Sure, Inhaling Mercury Is Fine for Your Health
As part of the Poisoned Places: Toxic Air, Neglected Communities series, NPR investigated the toxic air pollution being pumped out of the Ash Grove cement plant in Chanute, Kansas, a town of roughly 9,000 people. The Ash Grove facility, which emits some 500 pounds of mercury a year when operating full blast, is not violating…
As part of the Poisoned Places: Toxic Air, Neglected Communities series, NPR investigated the toxic air pollution being pumped out of the Ash Grove cement plant in Chanute, Kansas, a town of roughly 9,000 people.
The Ash Grove facility, which emits some 500 pounds of mercury a year when operating full blast, is not violating any air pollution standard. In fact, it essentially has permission to pollute the air with four times the allowed amount of certain toxic pollutants. The reason: loopholes in the form of permits that allow cement plants to burn hazardous waste as fuel. The problem: these kilns can pump out several times the amount of lead, cadmium and mercury that is allowed by actual hazardous waste incinerators, according to NPR.
“The problem with cement plants that burn hazardous waste is that they are not designed to burn hazardous waste,” Earthjustice’s Jim Pew was quoted in the segment saying. “In my view it’s a loophole for the cement industry.”
The EPA estimates that more than 100 cement kilns emit just over 23,000 pounds of mercury each year. Mercury is a potent neurotoxicant that is harmful even in small amounts. This is why Earthjustice spent several years challenging the EPA to set mercury emissions standards for cement kilns. And in September 2010, the EPA finally issued a rule.
The Chanute plant isn’t subject to these new standards, though. Because it chooses to burn hazardous waste, it is allowed to emit far more pollution than the vast majority of cement plants that do not have a side-business of getting paid to burn other companies’ hazardous waste. That is precisely why it can legally emit 500 pounds of mercury in just one year, a staggering amount of this highly toxic metal, and one that makes the Chanute plant the worst mercury polluter in Kansas and one of the worst polluters in the entire country.
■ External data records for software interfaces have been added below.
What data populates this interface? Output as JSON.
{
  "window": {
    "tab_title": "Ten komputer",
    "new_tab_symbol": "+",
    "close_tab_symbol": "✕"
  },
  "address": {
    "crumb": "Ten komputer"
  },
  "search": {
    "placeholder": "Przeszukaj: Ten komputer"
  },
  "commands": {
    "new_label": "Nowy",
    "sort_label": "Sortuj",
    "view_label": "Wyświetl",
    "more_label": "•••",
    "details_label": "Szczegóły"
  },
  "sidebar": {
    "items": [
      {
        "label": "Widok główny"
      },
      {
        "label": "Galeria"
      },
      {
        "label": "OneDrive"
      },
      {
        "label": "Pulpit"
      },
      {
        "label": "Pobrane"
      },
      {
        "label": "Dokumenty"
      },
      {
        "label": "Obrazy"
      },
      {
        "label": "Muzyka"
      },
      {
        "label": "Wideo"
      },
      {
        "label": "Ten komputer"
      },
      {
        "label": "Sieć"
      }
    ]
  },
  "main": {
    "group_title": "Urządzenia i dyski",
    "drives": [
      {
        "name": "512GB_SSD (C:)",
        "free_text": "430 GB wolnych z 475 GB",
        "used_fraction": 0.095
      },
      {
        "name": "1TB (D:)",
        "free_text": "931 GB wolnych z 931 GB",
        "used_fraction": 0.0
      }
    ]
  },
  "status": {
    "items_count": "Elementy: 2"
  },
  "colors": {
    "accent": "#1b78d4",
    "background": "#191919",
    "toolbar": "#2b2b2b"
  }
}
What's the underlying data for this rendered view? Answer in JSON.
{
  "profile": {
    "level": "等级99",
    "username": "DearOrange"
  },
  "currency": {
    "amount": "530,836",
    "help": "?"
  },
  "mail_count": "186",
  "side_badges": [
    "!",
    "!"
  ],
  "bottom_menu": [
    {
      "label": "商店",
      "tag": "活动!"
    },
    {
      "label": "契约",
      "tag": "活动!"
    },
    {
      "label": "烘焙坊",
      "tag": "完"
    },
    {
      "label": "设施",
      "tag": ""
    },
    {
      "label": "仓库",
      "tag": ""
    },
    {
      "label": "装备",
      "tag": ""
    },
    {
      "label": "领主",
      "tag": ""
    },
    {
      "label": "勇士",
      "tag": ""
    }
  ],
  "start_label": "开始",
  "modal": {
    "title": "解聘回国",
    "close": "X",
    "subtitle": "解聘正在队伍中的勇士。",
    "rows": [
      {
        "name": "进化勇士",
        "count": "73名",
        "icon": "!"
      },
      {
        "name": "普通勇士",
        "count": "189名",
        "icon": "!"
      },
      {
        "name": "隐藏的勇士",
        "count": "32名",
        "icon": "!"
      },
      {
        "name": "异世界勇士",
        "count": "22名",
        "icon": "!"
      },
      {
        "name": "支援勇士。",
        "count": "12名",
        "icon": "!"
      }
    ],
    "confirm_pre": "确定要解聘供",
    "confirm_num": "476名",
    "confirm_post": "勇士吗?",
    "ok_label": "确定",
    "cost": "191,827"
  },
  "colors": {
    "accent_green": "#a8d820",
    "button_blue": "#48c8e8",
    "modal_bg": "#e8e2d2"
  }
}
One might expect that this situation would call for inquiries in Congress. Instead, some in Congress are working to extend the same dangerous benefits to other polluters by repealing the rules that will keep ordinary cement plants’ mercury emissions under control. That legislation, if it passes, would cause emissions of mercury, lead, arsenic and other toxic pollutants from cement plants nationwide to increase by a factor of 10.
The victims of this political pandering are residents like those in Chanute who wonder if cancer rates are in any way related to the toxic fumes they are breathing in. Chanute resident Jeff Galemore says that they’ve been told repeatedly that there is no problem.
But his father John Galemore, who owns an oil business in Chanute, has pushed regulators to investigate.
“We have no other protection than you people,” Galemore says to Kansas DEP and the EPA in the NPR segment. “You’re our front line and our defense. And all we’re asking is that you assure us with testing that we’re safe.”
Yet, regulators have not performed any tests to ensure people’s safety. In fact Jeff Galemore is suspicious because regulators repeatedly have battled residents on the testing issue. They and other residents also question the “cozy” relationship regulators have with industry. And they have reason to be concerned since the Ash Grove vice president, Curtiss Leslie, is a former Kansas regulator who drafted the company’s first hazardous waste permit.
Does this not scream conflict of interest, anyone?
Chanute residents are not asking for much. Is the Ash Grove cement plant poisoning them? Causing them cancer? Giving their children asthma?
Yet regulators refuse to answer these questions.
So, we have to ask: exactly what are they hiding?
Raviya was a press secretary at Earthjustice in the Washington, D.C. office from 2008 to 2014, working on issues including federal rulemakings, energy efficiency laws and coal ash pollution.
Earthjustice’s Washington, D.C., office works at the federal level to prevent air and water pollution, combat climate change, and protect natural areas. We also work with communities in the Mid-Atlantic region and elsewhere to address severe local environmental health problems, including exposures to dangerous air contaminants in toxic hot spots, sewage backups and overflows, chemical disasters, and contamination of drinking water. The D.C. office has been in operation since 1978.